Thursday, December 5, 2013

Microplastics make marine worms sick

A press release from the University of Exeter: Tiny bits of plastic rubbish could spell big trouble for marine life, starting with the worms, say a team of researchers from the University of Exeter and Plymouth University who report their evidence in a pair of studies in the Cell Press journal Current Biology on December 2.

The marine worms play a key ecological role as an important source of food for other animals. Work by Stephanie Wright from Biosciences at the University of Exeter found that if ocean sediments are heavily contaminated with microplastics, marine lugworms eat less and their energy levels suffer. A separate report, from Mark Anthony Browne on work performed at Plymouth University, shows that ingesting microplastic can also reduce the health of lugworms by delivering harmful chemicals, including hydrocarbons, antimicrobials and flame retardants to them.

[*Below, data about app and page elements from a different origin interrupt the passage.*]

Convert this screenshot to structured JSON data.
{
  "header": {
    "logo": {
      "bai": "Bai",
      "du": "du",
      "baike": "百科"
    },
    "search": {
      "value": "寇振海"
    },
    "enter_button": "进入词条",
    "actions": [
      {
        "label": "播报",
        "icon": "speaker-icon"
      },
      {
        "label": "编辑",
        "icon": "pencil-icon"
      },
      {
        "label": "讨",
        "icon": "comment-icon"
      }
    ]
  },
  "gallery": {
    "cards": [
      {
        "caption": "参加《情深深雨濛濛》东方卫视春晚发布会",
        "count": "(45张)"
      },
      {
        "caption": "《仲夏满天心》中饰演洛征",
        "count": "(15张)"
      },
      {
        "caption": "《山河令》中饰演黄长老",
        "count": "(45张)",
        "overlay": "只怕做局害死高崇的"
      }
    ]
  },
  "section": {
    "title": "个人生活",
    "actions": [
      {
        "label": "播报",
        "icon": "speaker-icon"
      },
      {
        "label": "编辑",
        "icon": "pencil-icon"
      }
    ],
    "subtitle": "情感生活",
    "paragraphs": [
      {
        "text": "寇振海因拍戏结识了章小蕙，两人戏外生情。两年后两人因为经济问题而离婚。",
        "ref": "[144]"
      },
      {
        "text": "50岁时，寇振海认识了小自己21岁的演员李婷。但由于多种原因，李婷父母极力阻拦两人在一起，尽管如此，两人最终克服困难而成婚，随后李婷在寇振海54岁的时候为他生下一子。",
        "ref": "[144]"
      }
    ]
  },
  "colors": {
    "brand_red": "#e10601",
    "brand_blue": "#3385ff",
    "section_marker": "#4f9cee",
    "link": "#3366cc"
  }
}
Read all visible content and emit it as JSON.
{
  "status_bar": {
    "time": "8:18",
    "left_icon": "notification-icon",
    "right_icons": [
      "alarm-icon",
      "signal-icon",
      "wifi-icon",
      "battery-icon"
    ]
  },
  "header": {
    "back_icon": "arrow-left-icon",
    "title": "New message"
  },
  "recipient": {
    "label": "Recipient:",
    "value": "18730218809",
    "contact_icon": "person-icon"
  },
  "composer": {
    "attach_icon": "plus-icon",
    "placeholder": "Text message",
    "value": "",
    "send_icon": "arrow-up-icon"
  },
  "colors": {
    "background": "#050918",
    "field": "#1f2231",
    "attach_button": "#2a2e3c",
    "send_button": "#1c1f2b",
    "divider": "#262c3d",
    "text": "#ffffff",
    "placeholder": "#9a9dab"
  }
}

“We believe our study has highlighted the need to reduce the amount of plastic waste and therefore microplastics which enter our seas,” says Professor Tamara Galloway of Biosciences at the University of Exeter. “Plastics are enormously beneficial materials. However, if marine plastic pollution continues to increase, impacts such as those demonstrated in our laboratory studies could occur in the natural environment. It is therefore important that we prevent the accumulation of plastic and microplastic debris in marine habitats through better waste-handling practices and smarter choices in the materials we use.”

In addition to their role in the food chain, “lugworms also feed on and churn the organic content in sediments, much as earthworms in the soil do,” Wright explains. “If worms in contaminated environments were to reduce feeding levels by an amount comparable to that seen in the lab, it would mean significantly less turnover of sediment. In an area the size of the Wadden Sea, for instance, sediment turnover could drop by more than 130,000 litres each year.”...

Microplastic spherules in tooth paste, about 30 ┬Ám in diameter, shot by Dantor, Wikimedia Commons, under the Creative Commons Attribution-Share Alike 3.0 Unported license

No comments: